As someone who has wasted hundreds of dollars buying lottery tickets, I’ve always asked myself if I would take the annuity or the lump sum. Sure having the millions laid out in a bed and rolling around in them like a pig sounds like a wonderful afternoon, but is it worth the stability of having a couple hundred thousand a year for 30 years?
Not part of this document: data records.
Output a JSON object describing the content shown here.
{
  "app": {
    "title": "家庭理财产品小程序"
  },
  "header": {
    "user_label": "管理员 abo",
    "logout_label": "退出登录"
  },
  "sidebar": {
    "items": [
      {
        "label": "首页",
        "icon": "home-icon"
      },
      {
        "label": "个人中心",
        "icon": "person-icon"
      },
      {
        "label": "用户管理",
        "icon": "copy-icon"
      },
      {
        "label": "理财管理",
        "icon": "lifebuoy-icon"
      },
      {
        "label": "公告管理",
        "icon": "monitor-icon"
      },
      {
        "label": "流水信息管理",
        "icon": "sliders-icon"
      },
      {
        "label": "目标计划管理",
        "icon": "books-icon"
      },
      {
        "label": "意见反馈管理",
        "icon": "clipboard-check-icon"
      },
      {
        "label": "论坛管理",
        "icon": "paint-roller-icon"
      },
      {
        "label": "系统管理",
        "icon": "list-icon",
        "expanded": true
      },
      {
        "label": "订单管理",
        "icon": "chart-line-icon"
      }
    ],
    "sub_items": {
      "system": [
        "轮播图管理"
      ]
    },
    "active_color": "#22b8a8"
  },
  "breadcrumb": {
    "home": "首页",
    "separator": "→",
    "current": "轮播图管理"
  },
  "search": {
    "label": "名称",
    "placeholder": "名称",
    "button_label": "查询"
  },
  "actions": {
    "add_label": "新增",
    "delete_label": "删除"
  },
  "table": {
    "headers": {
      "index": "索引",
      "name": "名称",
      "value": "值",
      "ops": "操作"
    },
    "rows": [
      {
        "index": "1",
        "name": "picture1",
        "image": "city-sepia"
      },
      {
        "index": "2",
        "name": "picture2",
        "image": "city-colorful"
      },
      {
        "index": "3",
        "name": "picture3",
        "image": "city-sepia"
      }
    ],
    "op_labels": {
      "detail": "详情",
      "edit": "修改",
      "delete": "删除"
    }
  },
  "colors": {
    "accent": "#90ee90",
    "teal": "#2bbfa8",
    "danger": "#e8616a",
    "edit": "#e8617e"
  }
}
Preview: The Braves are coming off of a 90-win season in which they won the NL East. With the return of All-Star first baseman Freddie Freeman and young studs Ronald Acuna Jr. and Ozzie Albies, as well as the addition of Josh Donaldson, the Braves have the opportunity to repeat. However, it won’t be easy as the Phillies and Mets have both improved this offseason and the Nationals still have one of the best pitching rotations in all of baseball. The Braves lineup returns basically everybody, it only improved with Josh Donaldson. Donaldson only played in 52 games last season, but he has proved over the years to be a threat at the plate. He will takeover third base this year in Atlanta and likely be hitting somewhere in the middle of the order. Also in the middle of the order for the Braves will be Freddie Freeman who put together an MVP-caliber season in 2018 with a .309 BA, 23 HRs, and 98 RBIs. Maybe the most exciting player returning to the Braves lineup is reigning NL ROY, Ronald Acuna Jr. Acuna batted .293 with 26 HRs and posted a .917 OPS in his rookie season, establishing himself as one of, if not the most exciting young player in baseball. Starting pitching isn’t Atlanta’s biggest strength, but they are an underrated group in my opinion. All four returning starters had an ERA of less than 4.00 last season. One of those four is Mike Foltynewicz who had a breakout season in 2018 posting a 2.85 ERA in 31 starts. Atlanta will be eager to see how former first round pick Touki Toussaint pitches this season. The 22 year old right-hander posted a 4.03 ERA last year in 29 IP. Toussaint could help solidify the starting rotation on a contending team. A fully healthy Arodys Vizcaino returns to the Braves bullpen on a one year deal. Vizcaino is the favorite to be the closer, but LHP A.J. Minter is also a closer candidate after a solid 2018 season in which he had 15 saves. Relievers Johnny Venters, Jesse Biddle, and Danny Winkler also return to the Braves bullpen after impressive 2018 seasons along with veteran Darren O’Day. The Braves may not be the NL East favorites anymore after the Phillies’ Bryce Harper acquisition, but they very well could crash the Philly bandwagon party and take the NL East pennant again.